It may not seem like it after a stressful meeting with an overly critical bride, or on a day when half your team calls in sick, but according to new research out of the United Kingdom, florists are among the happiest people in their profession — by a long shot.
According to a new book by UK economist and behavioral scientist Paul Dolan, UK “gardeners and florists… are nearly twice as happy as people in more prestigious, better paid jobs.” See how this shop keeps its employees happy.
“Gardeners and florists are the happiest of all the professions [in the U.K.] and nearly twice as happy as people in more prestigious and better paid jobs, says a new book by a UK economist and behavioral scientist Professor Paul Dolan,” according to a May 15 story in The Sydney Morning Herald. “Nearly nine out of 10 florists and gardeners say they are happy, he writes in his book, ‘Happiness by Design.’”
Dolan found that the happiest professions included:
- Florists and gardeners, 87 percent of those surveyed said they are happy.
- Hairdressers and beauticians, 79
- Plumbers, 76
At the other end of the spectrum, people working in the following professions expressed the lowest level of happiness:
- HR and personnel staff, 54
- IT and telecommunications workers, 48
- Bankers, 44.
Doctors and dentists (65 percent) and lawyers (64 percent) fell somewhere in the middle.
Why the difference? For now Dolan, of the London School of Economics and Political Science, isn’t sure, but he speculated that many people pick their professions based on status or the expectation of a high salary, which can lead to an unfulfilling work life.
His research also hints at ways to ensure your employees are feeling the love and happiness of your profession, too: Be the kind of boss you’d want to work for, offer the best pay and benefits you can and provide praise and specific feedback on daily tasks.
“We do know people are happier with their lives over time if they are satisfied with aspects of their jobs like their boss, pay and daily tasks, which suggests it is most important that the job is a good fit for the individual type rather than the type of job per se,” Dolan writes.
While Dolan did not mention the positive influence flowers and plants can have on people’s daily lives — and florists and their teams can’t help but benefit from as they go about their workday — that’s a phenomenon SAF has tracked for years, with the help of major research institutions.
In fact, a 2003 study conducted at Texas A&M University found that “problem-solving skills, idea generation and creative performance improve substantially in workplace environments that include flowers and plants,” among many other positive effects.

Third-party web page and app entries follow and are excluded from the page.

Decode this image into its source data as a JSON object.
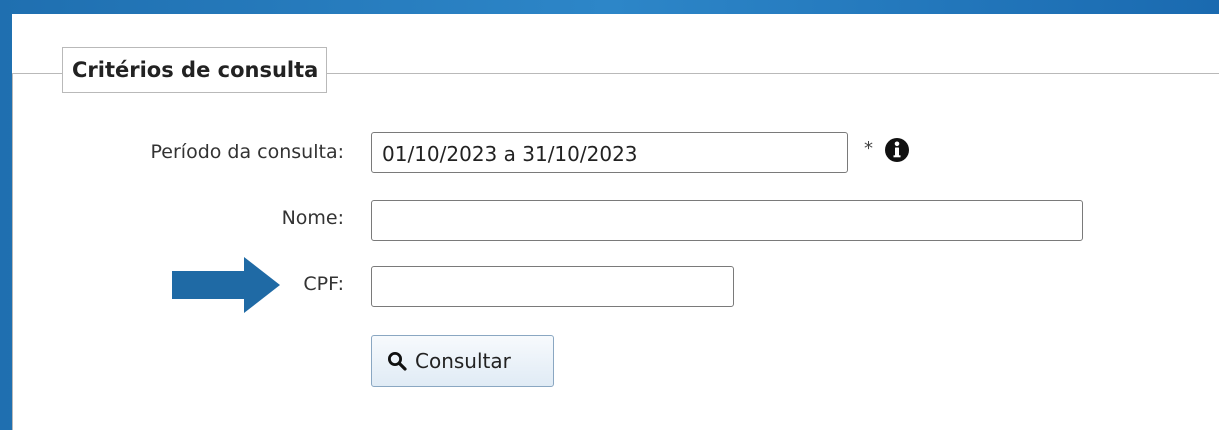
{
  "form": {
    "legend": "Critérios de consulta",
    "periodo": {
      "label": "Período da consulta:",
      "value": "01/10/2023 a 31/10/2023",
      "required_marker": "*"
    },
    "nome": {
      "label": "Nome:",
      "value": ""
    },
    "cpf": {
      "label": "CPF:",
      "value": ""
    },
    "submit_label": "Consultar"
  },
  "colors": {
    "background_blue": "#2d86c8",
    "arrow_blue": "#1f6aa5",
    "button_border": "#8aa7c2"
  },
  "icons": {
    "info": "info-icon",
    "search": "search-icon",
    "arrow": "arrow-right-icon"
  }
}
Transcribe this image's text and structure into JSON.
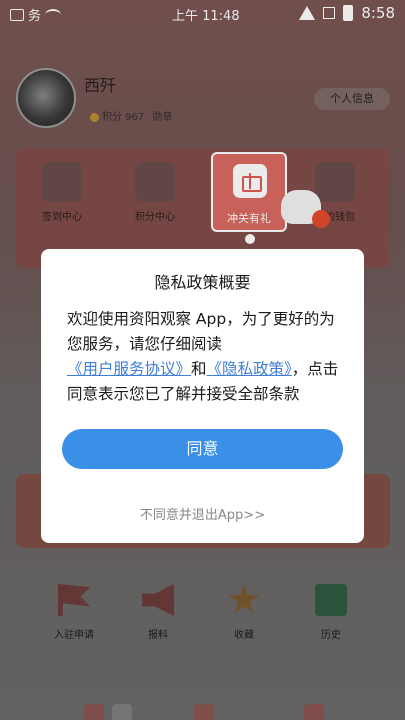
{
  "status_bar": {
    "left_text": "务",
    "time": "上午 11:48",
    "clock": "8:58"
  },
  "profile": {
    "username": "西歼",
    "points_label": "积分 967",
    "badge_label": "勋章",
    "info_button": "个人信息"
  },
  "grid": {
    "items": [
      "签到中心",
      "积分中心",
      "冲关有礼",
      "我的钱包"
    ],
    "highlight_label": "冲关有礼"
  },
  "bottom_nav": {
    "items": [
      "入驻申请",
      "报料",
      "收藏",
      "历史"
    ]
  },
  "dialog": {
    "title": "隐私政策概要",
    "body_part1": "欢迎使用资阳观察 App，为了更好的为您服务，请您仔细阅读",
    "link1": "《用户服务协议》",
    "body_part2": "和",
    "link2": "《隐私政策》",
    "body_part3": "，点击同意表示您已了解并接受全部条款",
    "agree_button": "同意",
    "disagree_button": "不同意并退出App>>"
  }
}
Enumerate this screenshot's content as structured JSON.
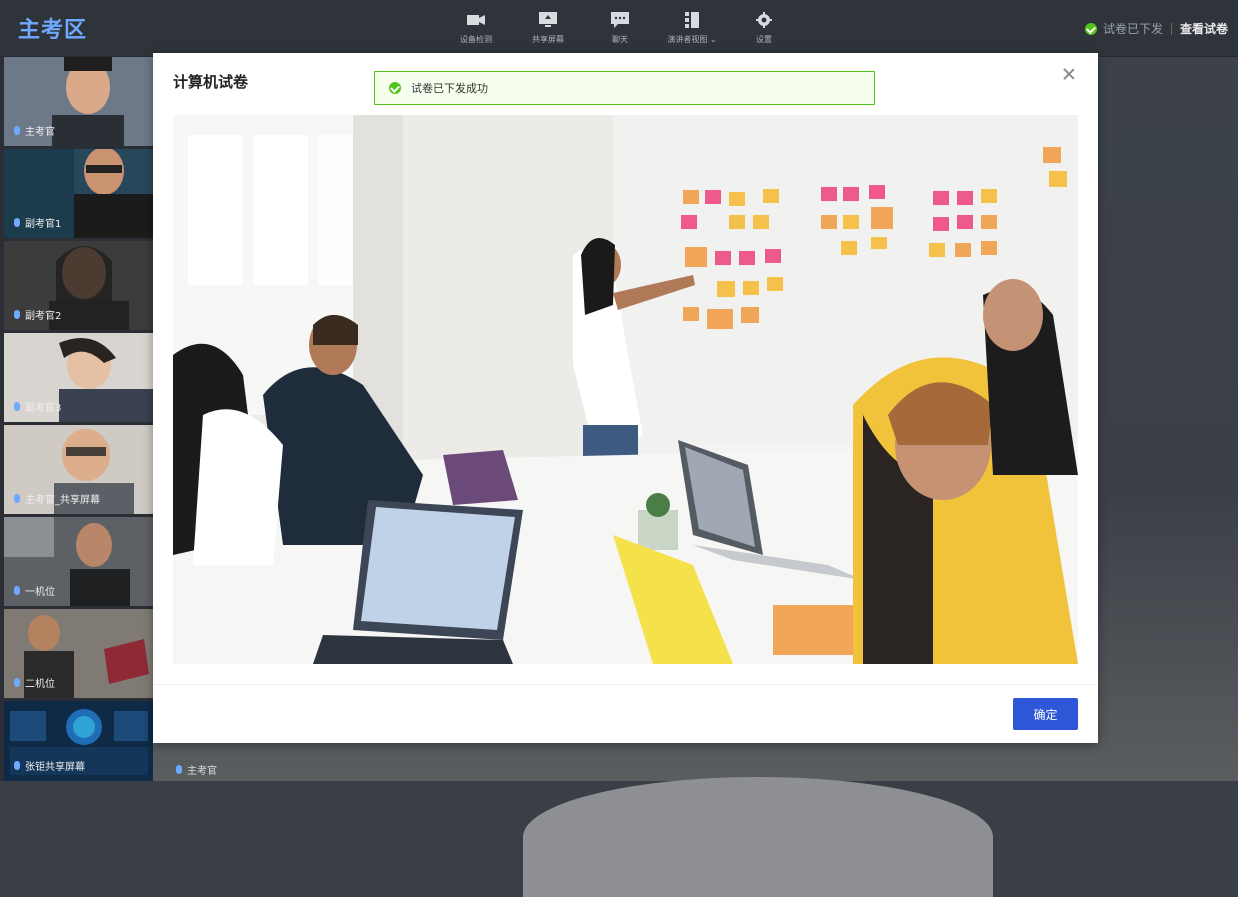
{
  "app": {
    "title": "主考区"
  },
  "toolbar": {
    "tools": [
      {
        "label": "设备检测",
        "icon": "camera-icon"
      },
      {
        "label": "共享屏幕",
        "icon": "share-screen-icon"
      },
      {
        "label": "聊天",
        "icon": "chat-icon"
      },
      {
        "label": "演讲者视图",
        "icon": "speaker-view-icon"
      },
      {
        "label": "设置",
        "icon": "gear-icon"
      }
    ]
  },
  "status": {
    "text": "试卷已下发",
    "link": "查看试卷"
  },
  "participants": [
    {
      "label": "主考官"
    },
    {
      "label": "副考官1"
    },
    {
      "label": "副考官2"
    },
    {
      "label": "副考官3"
    },
    {
      "label": "主考官_共享屏幕"
    },
    {
      "label": "一机位"
    },
    {
      "label": "二机位"
    },
    {
      "label": "张钜共享屏幕"
    }
  ],
  "bottom": {
    "label": "主考官"
  },
  "modal": {
    "title": "计算机试卷",
    "toast": "试卷已下发成功",
    "confirm": "确定"
  },
  "colors": {
    "accent": "#2d57d6",
    "success": "#52c41a",
    "brand": "#6fa9ff"
  }
}
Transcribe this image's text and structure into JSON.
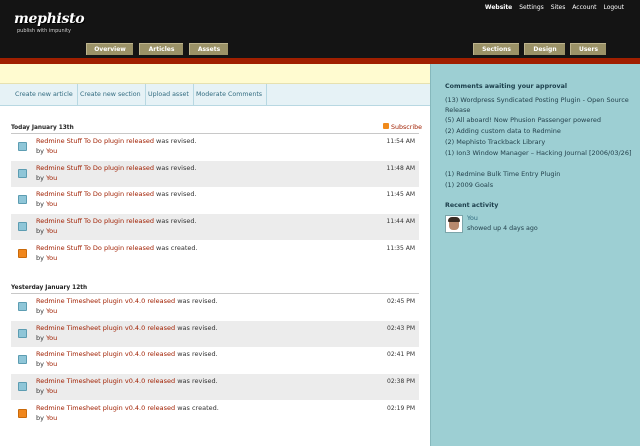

Read more about SAF’s studies on the health and happiness benefits of flowers (and share them on social media with your customers).